▶ Activity
Single out the lines of the material that contain "title" and copy them.
Task material START
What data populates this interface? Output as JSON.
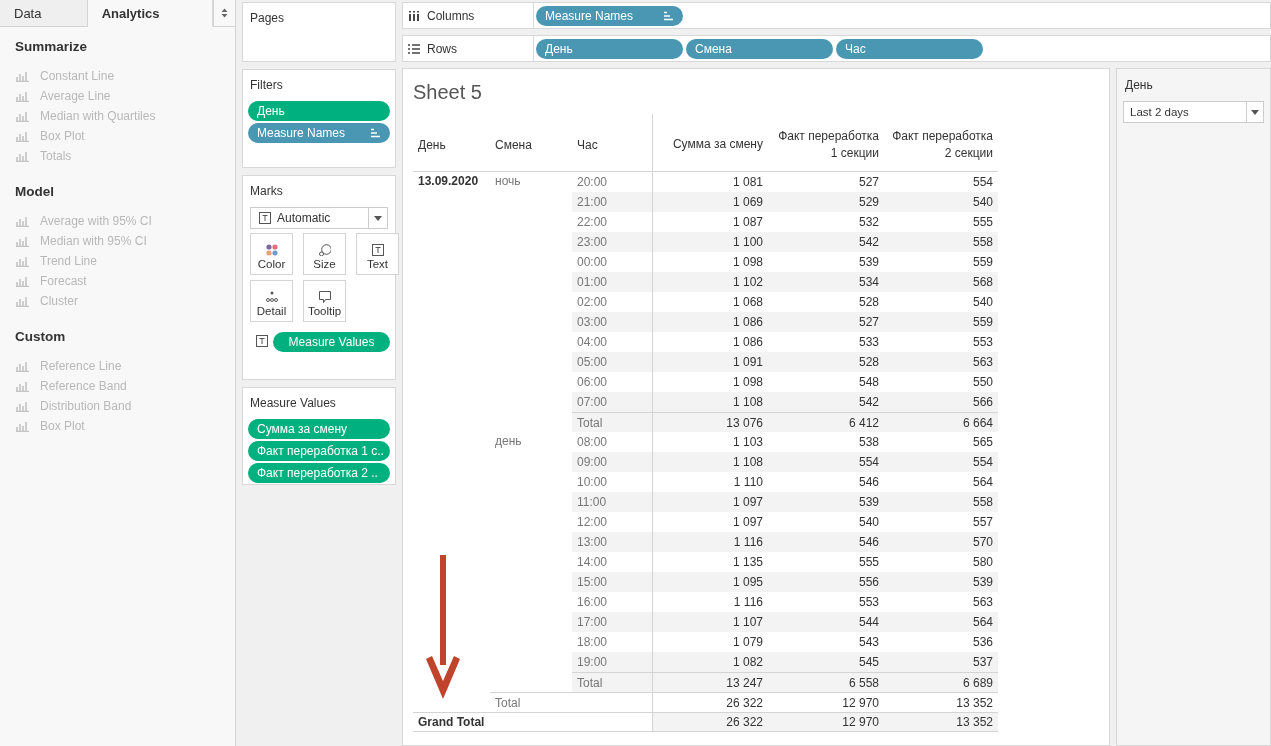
{
  "side_tabs": [
    {
      "label": "Data",
      "selected": false
    },
    {
      "label": "Analytics",
      "selected": true
    }
  ],
  "analytics": [
    {
      "title": "Summarize",
      "items": [
        {
          "label": "Constant Line",
          "disabled": true
        },
        {
          "label": "Average Line",
          "disabled": true
        },
        {
          "label": "Median with Quartiles",
          "disabled": true
        },
        {
          "label": "Box Plot",
          "disabled": true
        },
        {
          "label": "Totals",
          "disabled": true
        }
      ]
    },
    {
      "title": "Model",
      "items": [
        {
          "label": "Average with 95% CI",
          "disabled": true
        },
        {
          "label": "Median with 95% CI",
          "disabled": true
        },
        {
          "label": "Trend Line",
          "disabled": true
        },
        {
          "label": "Forecast",
          "disabled": true
        },
        {
          "label": "Cluster",
          "disabled": true
        }
      ]
    },
    {
      "title": "Custom",
      "items": [
        {
          "label": "Reference Line",
          "disabled": true
        },
        {
          "label": "Reference Band",
          "disabled": true
        },
        {
          "label": "Distribution Band",
          "disabled": true
        },
        {
          "label": "Box Plot",
          "disabled": true
        }
      ]
    }
  ],
  "pages": {
    "title": "Pages"
  },
  "filters": {
    "title": "Filters",
    "pills": [
      {
        "label": "День",
        "kind": "measure",
        "sorted": false
      },
      {
        "label": "Measure Names",
        "kind": "dimension",
        "sorted": true
      }
    ]
  },
  "marks": {
    "title": "Marks",
    "mark_type": "Automatic",
    "buttons": [
      {
        "label": "Color",
        "kind": "color"
      },
      {
        "label": "Size",
        "kind": "size"
      },
      {
        "label": "Text",
        "kind": "text"
      },
      {
        "label": "Detail",
        "kind": "detail"
      },
      {
        "label": "Tooltip",
        "kind": "tooltip"
      }
    ],
    "pills": [
      {
        "label": "Measure Values",
        "kind": "measure",
        "sorted": false
      }
    ]
  },
  "measure_values": {
    "title": "Measure Values",
    "pills": [
      {
        "label": "Сумма за смену",
        "kind": "measure",
        "sorted": false
      },
      {
        "label": "Факт переработка 1 с..",
        "kind": "measure",
        "sorted": false
      },
      {
        "label": "Факт переработка 2 ..",
        "kind": "measure",
        "sorted": false
      }
    ]
  },
  "columns_shelf": {
    "label": "Columns",
    "pills": [
      {
        "label": "Measure Names",
        "kind": "dimension",
        "sorted": true
      }
    ]
  },
  "rows_shelf": {
    "label": "Rows",
    "pills": [
      {
        "label": "День",
        "kind": "dimension",
        "sorted": false
      },
      {
        "label": "Смена",
        "kind": "dimension",
        "sorted": false
      },
      {
        "label": "Час",
        "kind": "dimension",
        "sorted": false
      }
    ]
  },
  "sheet": {
    "title": "Sheet 5",
    "columns": [
      "День",
      "Смена",
      "Час",
      "Сумма за смену",
      "Факт переработка\n1 секции",
      "Факт переработка\n2 секции"
    ],
    "days": [
      {
        "label": "13.09.2020",
        "shifts": [
          {
            "label": "ночь",
            "rows": [
              [
                "20:00",
                "1 081",
                "527",
                "554"
              ],
              [
                "21:00",
                "1 069",
                "529",
                "540"
              ],
              [
                "22:00",
                "1 087",
                "532",
                "555"
              ],
              [
                "23:00",
                "1 100",
                "542",
                "558"
              ],
              [
                "00:00",
                "1 098",
                "539",
                "559"
              ],
              [
                "01:00",
                "1 102",
                "534",
                "568"
              ],
              [
                "02:00",
                "1 068",
                "528",
                "540"
              ],
              [
                "03:00",
                "1 086",
                "527",
                "559"
              ],
              [
                "04:00",
                "1 086",
                "533",
                "553"
              ],
              [
                "05:00",
                "1 091",
                "528",
                "563"
              ],
              [
                "06:00",
                "1 098",
                "548",
                "550"
              ],
              [
                "07:00",
                "1 108",
                "542",
                "566"
              ]
            ],
            "total": [
              "Total",
              "13 076",
              "6 412",
              "6 664"
            ]
          },
          {
            "label": "день",
            "rows": [
              [
                "08:00",
                "1 103",
                "538",
                "565"
              ],
              [
                "09:00",
                "1 108",
                "554",
                "554"
              ],
              [
                "10:00",
                "1 110",
                "546",
                "564"
              ],
              [
                "11:00",
                "1 097",
                "539",
                "558"
              ],
              [
                "12:00",
                "1 097",
                "540",
                "557"
              ],
              [
                "13:00",
                "1 116",
                "546",
                "570"
              ],
              [
                "14:00",
                "1 135",
                "555",
                "580"
              ],
              [
                "15:00",
                "1 095",
                "556",
                "539"
              ],
              [
                "16:00",
                "1 116",
                "553",
                "563"
              ],
              [
                "17:00",
                "1 107",
                "544",
                "564"
              ],
              [
                "18:00",
                "1 079",
                "543",
                "536"
              ],
              [
                "19:00",
                "1 082",
                "545",
                "537"
              ]
            ],
            "total": [
              "Total",
              "13 247",
              "6 558",
              "6 689"
            ]
          }
        ],
        "total": [
          "Total",
          "26 322",
          "12 970",
          "13 352"
        ]
      }
    ],
    "grand_total": [
      "Grand Total",
      "26 322",
      "12 970",
      "13 352"
    ]
  },
  "filter_card": {
    "title": "День",
    "value": "Last 2 days"
  }
}
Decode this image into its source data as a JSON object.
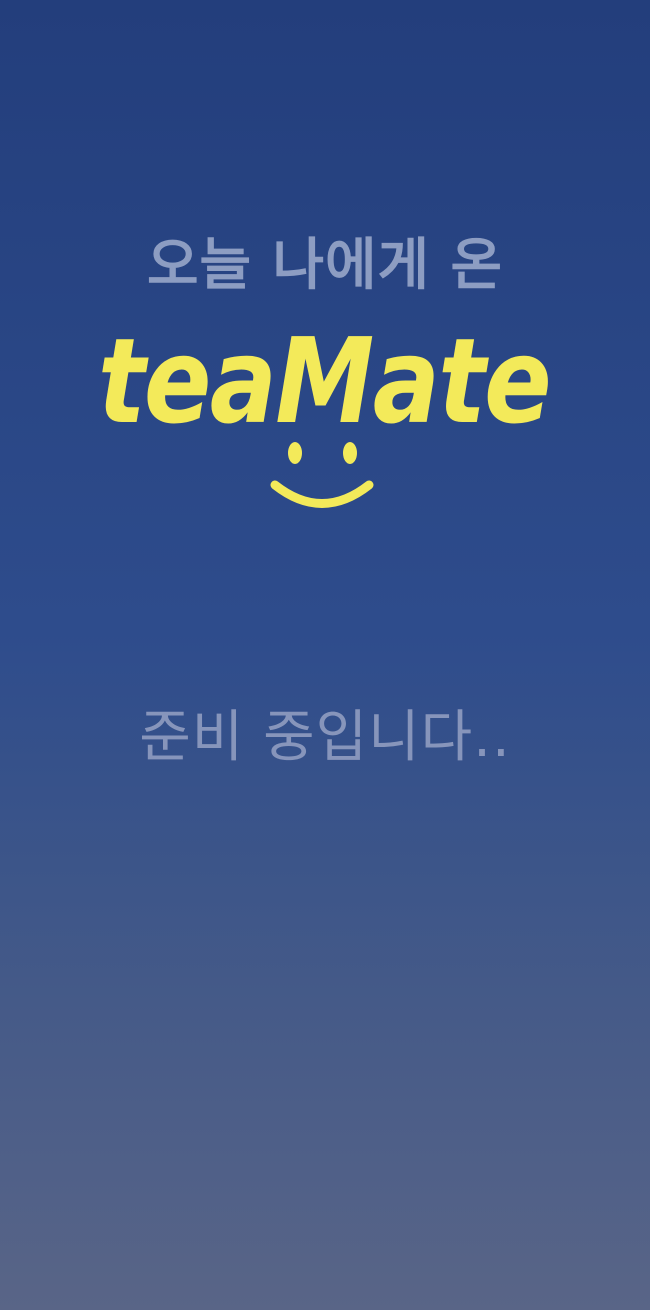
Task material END
▶ Task result
      "title": "Summarize",
      "title": "Model",
      "title": "Custom",
    "title": "Pages"
    "title": "Filters",
    "title": "Marks",
    "title": "Measure Values",
    "title": "Sheet 5",
    "title": "День",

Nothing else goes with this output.